Labral tear and Instability

As the most mobile joint in the body, the shoulder is capable of a wide range of motion in various planes. This versatility enables athletes to use the arm for everything from throwing a baseball to catching a football to bowling. However, this range of motion makes the shoulder joint more susceptible to dislocations, and athletes tend to be at much higher risk for incidences of joint instability. Most commonly, the rim of specialized cartilage (similar to that found in the nose and ears) known as the labrum can become damaged and a labral tear can develop, leading to further instability. The labrum surrounds the outer portion of the cup side of the shoulder joint and helps to deepen the cup and stabilize the humerus in its “socket”. When the shoulder is dislocated, the labrum can be stretched out or torn and is no longer able to stabilize the joint as effectively. Treatment is tailored to the specific pathology of each injury.

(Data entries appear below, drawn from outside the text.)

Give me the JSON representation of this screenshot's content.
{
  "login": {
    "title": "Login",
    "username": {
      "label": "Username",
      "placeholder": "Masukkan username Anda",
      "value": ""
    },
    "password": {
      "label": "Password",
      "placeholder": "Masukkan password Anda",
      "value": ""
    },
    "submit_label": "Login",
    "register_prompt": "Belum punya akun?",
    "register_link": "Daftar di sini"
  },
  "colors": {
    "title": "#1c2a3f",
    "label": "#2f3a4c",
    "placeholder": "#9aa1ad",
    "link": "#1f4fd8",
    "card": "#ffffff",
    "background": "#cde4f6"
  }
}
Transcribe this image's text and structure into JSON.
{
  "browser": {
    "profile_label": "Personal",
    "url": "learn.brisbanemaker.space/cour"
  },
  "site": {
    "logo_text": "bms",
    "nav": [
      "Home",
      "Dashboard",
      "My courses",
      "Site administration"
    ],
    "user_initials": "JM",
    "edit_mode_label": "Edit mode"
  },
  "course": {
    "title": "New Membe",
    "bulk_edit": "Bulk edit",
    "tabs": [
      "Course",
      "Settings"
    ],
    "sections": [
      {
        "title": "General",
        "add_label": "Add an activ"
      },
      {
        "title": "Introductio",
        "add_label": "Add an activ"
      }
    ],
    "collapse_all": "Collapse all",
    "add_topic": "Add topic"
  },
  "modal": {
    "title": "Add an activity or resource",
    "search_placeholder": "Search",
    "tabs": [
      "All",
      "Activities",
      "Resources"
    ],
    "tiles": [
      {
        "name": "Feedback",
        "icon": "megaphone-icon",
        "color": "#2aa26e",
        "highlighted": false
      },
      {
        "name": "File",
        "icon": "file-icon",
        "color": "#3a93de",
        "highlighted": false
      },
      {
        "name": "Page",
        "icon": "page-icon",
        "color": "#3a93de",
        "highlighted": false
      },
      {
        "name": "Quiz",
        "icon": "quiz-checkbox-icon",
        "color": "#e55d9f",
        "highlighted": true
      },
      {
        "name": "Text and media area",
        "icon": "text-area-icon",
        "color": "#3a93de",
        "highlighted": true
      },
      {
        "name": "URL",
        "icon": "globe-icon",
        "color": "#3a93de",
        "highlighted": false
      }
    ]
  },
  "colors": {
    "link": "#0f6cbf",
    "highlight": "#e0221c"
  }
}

Labral tear- healthy labrum
An intact glenoid labrum and biceps tendon.
Labral Tears- SLAP

SLAP tears are a specific type of labral tear in which the top portion becomes torn from the front to the back (Superior Larum Anterior to Posterior). Since one  of the 2 biceps tendons originates from the labrum, it may also become torn with a SLAP tear.

This type of labral tear frequently leads to pain and instability, but many people lead active, pain free lifestyles even with a SLAP tear. However, tears to this portion of the labrum tend to have much greater impacts on throwing mechanics and performance in overhead athletes.

Labral tear- SLAP
A SLAP tear without biceps tendon involvement

Some may be treated non-operatively with an injection to relieve pain combined with physical therapy focused on stabilizing the shoulder and strengthening both the muscles within the shoulder joint and around the shoulder blade. Other cases may require arthroscopic surgery in which a small camera and several tools are inserted into portals in your shoulder. Bio-absorbable anchors are then screwed into the edge of the cup side of the joint and used to fasten the torn labrum back in its proper anatomic position. Patients typically wear a sling for 4-6 weeks and begin returning to pre-operative activity around 3-6 months post-operatively.

Anterior Instability

Anterior Instability refers to a propensity of the arm bone (humerus) to slip towards the front of the body and over the edge of the cup side of the joint (glenoid), leading to a subluxation or dislocation. These events can damage both the labrum and the glenoid. Damage to these structures puts the patient at much greater risk for subsequent dislocations. Anterior instability is a fairly complex problem that can arise from both bony and soft tissue structures on both the glenoid and the humerus.

When the labrum is torn towards the front and avulses a small portion of the glenoid with it, the tear is known as a bony Bankart lesion, and surgery similar to a SLAP repair (discussed above) can successfully repair the torn portion of the labrum and restore stability to the shoulder.

However, repeated dislocations can cause the front part of the glenoid to erode in addition to the labral tear, and additional steps may be necessary to restore a normally functioning shoulder joint. One of the most common options is the Latarjet procedure. This procedure uses an open approach as opposed to arthroscopic, and involves taking a small piece of bone from the shoulder and moving it to the front of the glenoid, filling in the damaged portion and making the shoulder far less likely to dislocate in the future.

Refer to the picture below and the following video for a more in-depth look at the procedure.

Labral tear- Bankart repair
Before and after an anterior Bankart repair
Arthroscopic anterior Bankart repair

Anterior instability may also be caused by damage to the humeral side of the joint. When the shoulder dislocates, the humerus is pressed against the glenoid, causing an indentation into the bony surface of the humerus. This deformity is known as a Hill Sach’s lesion, and can lead to further instability. If the Hill Sach’s lesion is large enough, it may require a number of different treatment options depending on the size of the lesion. Damage to the soft tissue structures surrounding the humerus may also lead to instability and require treatment.

The interaction between a Hill-Sachs lesion and a Bankart tear

These factors alone demonstrate the complexities of treating anterior instability. At The Shoulder and Elbow Center, we employ a scientific approach regarding all of the possible pathologies leading to instability, and utilize a number of algorithms and calculations pertaining to the specific structural abnormalities of each patient. This provides a highly specialized plan of care for each patient and ensures optimal outcomes, allowing athletes to return to competition without fear of further instability.

Another option for the treatment of instability, a capsular plication, can restore stability to the shoulder joint. The procedure differs from a standard labral repair because it involves tightening the redundancy in the loose capsule. See the video below to watch Dr. Spencer perform the procedure on a patient with posterior instability.

The complex nature of shoulder instability requires and equally complex approach to these issues. As one of the top shoulder surgeons in Tennessee, Dr. Spencer is uniquely equipped to treat these issues and restore normal shoulder function. Visit our homepage to schedule an appointment at one of our Knoxville Shoulder and Elbow clinics today!

Research and Patient Education